Task data below:
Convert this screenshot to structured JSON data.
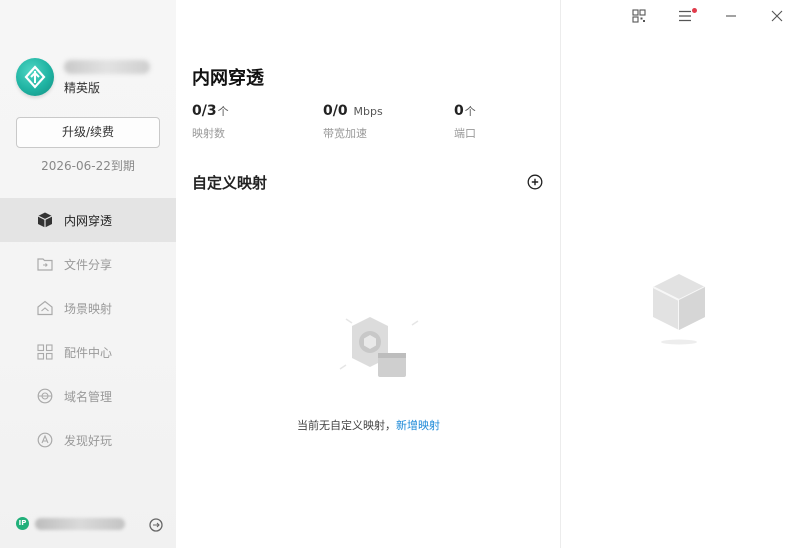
{
  "sidebar": {
    "edition": "精英版",
    "upgrade_label": "升级/续费",
    "expiry": "2026-06-22到期",
    "items": [
      {
        "label": "内网穿透",
        "icon": "cube-icon",
        "active": true
      },
      {
        "label": "文件分享",
        "icon": "folder-share-icon",
        "active": false
      },
      {
        "label": "场景映射",
        "icon": "home-map-icon",
        "active": false
      },
      {
        "label": "配件中心",
        "icon": "grid-icon",
        "active": false
      },
      {
        "label": "域名管理",
        "icon": "globe-icon",
        "active": false
      },
      {
        "label": "发现好玩",
        "icon": "compass-icon",
        "active": false
      }
    ],
    "footer": {
      "ip_badge": "IP"
    }
  },
  "main": {
    "title": "内网穿透",
    "stats": [
      {
        "value": "0/3",
        "unit": "个",
        "label": "映射数"
      },
      {
        "value": "0/0",
        "unit": "Mbps",
        "label": "带宽加速"
      },
      {
        "value": "0",
        "unit": "个",
        "label": "端口"
      }
    ],
    "section_title": "自定义映射",
    "empty_text": "当前无自定义映射，",
    "empty_link": "新增映射"
  },
  "colors": {
    "accent_link": "#1d8ad8",
    "brand": "#1fb3a2",
    "ip_badge": "#21b07a",
    "notification_dot": "#e03b4b"
  }
}
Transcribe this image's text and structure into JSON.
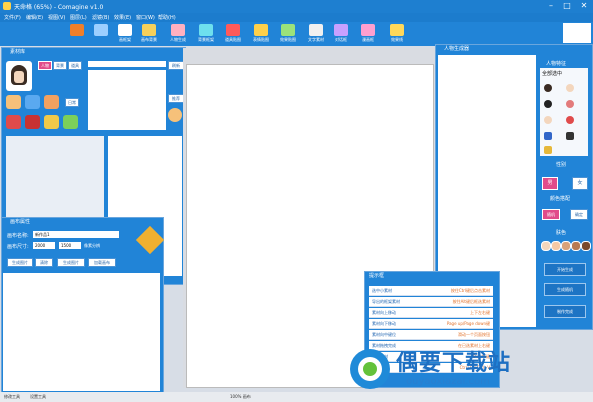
{
  "title": "天命格 (65%) - Comagine v1.0",
  "menu": [
    "文件(F)",
    "编辑(E)",
    "视图(V)",
    "图层(L)",
    "滤镜(B)",
    "效果(E)",
    "窗口(W)",
    "帮助(H)"
  ],
  "toolbar": [
    {
      "label": "",
      "color": "#f07f2a"
    },
    {
      "label": "",
      "color": "#9ccfff"
    },
    {
      "label": "画框架",
      "color": "#ffffff"
    },
    {
      "label": "画布背景",
      "color": "#f6d05a"
    },
    {
      "label": "人物生成",
      "color": "#ffb0c0"
    },
    {
      "label": "背景框架",
      "color": "#6ee0ee"
    },
    {
      "label": "道具贴图",
      "color": "#ff5a5a"
    },
    {
      "label": "表情贴图",
      "color": "#ffd04a"
    },
    {
      "label": "效果贴图",
      "color": "#9be27a"
    },
    {
      "label": "文字素材",
      "color": "#f0f0f0"
    },
    {
      "label": "对话框",
      "color": "#c8a0ff"
    },
    {
      "label": "漫画框",
      "color": "#ff9fcf"
    },
    {
      "label": "效果线",
      "color": "#ffd85a"
    },
    {
      "label": "",
      "color": "#5ac8ff"
    }
  ],
  "login": "注册",
  "material": {
    "title": "素材库",
    "tags": [
      "人物",
      "背景",
      "道具"
    ],
    "side_btns": [
      "刷新",
      "推荐"
    ],
    "day_btn": "日常"
  },
  "canvas_props": {
    "title": "画布属性",
    "name_label": "画布名称:",
    "name_value": "新作品1",
    "size_label": "画布尺寸:",
    "width": "2000",
    "height": "1500",
    "pixel_label": "像素分辨",
    "buttons": [
      "生成图片",
      "清除",
      "生成图片",
      "加载画布"
    ]
  },
  "char_gen": {
    "title": "人物生成器",
    "sec_feature": "人物特征",
    "select_all": "全部选中",
    "sec_gender": "性别",
    "gender": [
      "男",
      "女"
    ],
    "sec_color": "颜色搭配",
    "color_btns": [
      "随机",
      "确定"
    ],
    "sec_skin": "肤色",
    "skin_colors": [
      "#f3d6bd",
      "#f5c9a6",
      "#d9a27a",
      "#b87a52",
      "#7a4a2c"
    ],
    "actions": [
      "开始生成",
      "生成随机",
      "制作完成"
    ]
  },
  "tips": {
    "title": "提示框",
    "rows": [
      {
        "left": "选中小素材",
        "right": "按住Ctrl键后点击素材"
      },
      {
        "left": "导出的框架素材",
        "right": "按住Alt键后框选素材"
      },
      {
        "left": "素材向上移动",
        "right": "上下左右键"
      },
      {
        "left": "素材向下移动",
        "right": "Page up/Page down键"
      },
      {
        "left": "素材向中键位",
        "right": "滑动一个页面按钮"
      },
      {
        "left": "素材拖拽完成",
        "right": "在已选素材上右键"
      },
      {
        "left": "删除素材",
        "right": "Delete键"
      },
      {
        "left": "复制素材",
        "right": "Ctrl+C / Ctrl+V"
      }
    ]
  },
  "status": [
    "修改工具",
    "设置工具",
    "100% 画布"
  ],
  "watermark": {
    "big": "偶要下载站",
    "small": "ouyaoxiazai.com"
  }
}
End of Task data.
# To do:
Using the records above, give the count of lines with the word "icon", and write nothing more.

# Response to the exercise:
6